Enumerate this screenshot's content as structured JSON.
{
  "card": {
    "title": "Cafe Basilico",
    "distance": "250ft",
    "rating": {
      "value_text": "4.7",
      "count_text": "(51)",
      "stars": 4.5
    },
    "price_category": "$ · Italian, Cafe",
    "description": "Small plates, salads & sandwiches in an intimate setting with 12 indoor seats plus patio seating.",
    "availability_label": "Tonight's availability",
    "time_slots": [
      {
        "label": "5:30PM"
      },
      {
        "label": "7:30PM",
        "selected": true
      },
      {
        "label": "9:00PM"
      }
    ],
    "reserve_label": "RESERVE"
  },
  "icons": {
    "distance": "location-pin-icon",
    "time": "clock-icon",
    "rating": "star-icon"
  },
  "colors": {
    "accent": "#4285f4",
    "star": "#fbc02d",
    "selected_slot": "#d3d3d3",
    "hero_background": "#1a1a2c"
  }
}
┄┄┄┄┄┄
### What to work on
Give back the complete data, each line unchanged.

### Reply to the task
Enumerate this screenshot's content as structured JSON.
{
  "card": {
    "title": "Cafe Basilico",
    "distance": "250ft",
    "rating": {
      "value_text": "4.7",
      "count_text": "(51)",
      "stars": 4.5
    },
    "price_category": "$ · Italian, Cafe",
    "description": "Small plates, salads & sandwiches in an intimate setting with 12 indoor seats plus patio seating.",
    "availability_label": "Tonight's availability",
    "time_slots": [
      {
        "label": "5:30PM"
      },
      {
        "label": "7:30PM",
        "selected": true
      },
      {
        "label": "9:00PM"
      }
    ],
    "reserve_label": "RESERVE"
  },
  "icons": {
    "distance": "location-pin-icon",
    "time": "clock-icon",
    "rating": "star-icon"
  },
  "colors": {
    "accent": "#4285f4",
    "star": "#fbc02d",
    "selected_slot": "#d3d3d3",
    "hero_background": "#1a1a2c"
  }
}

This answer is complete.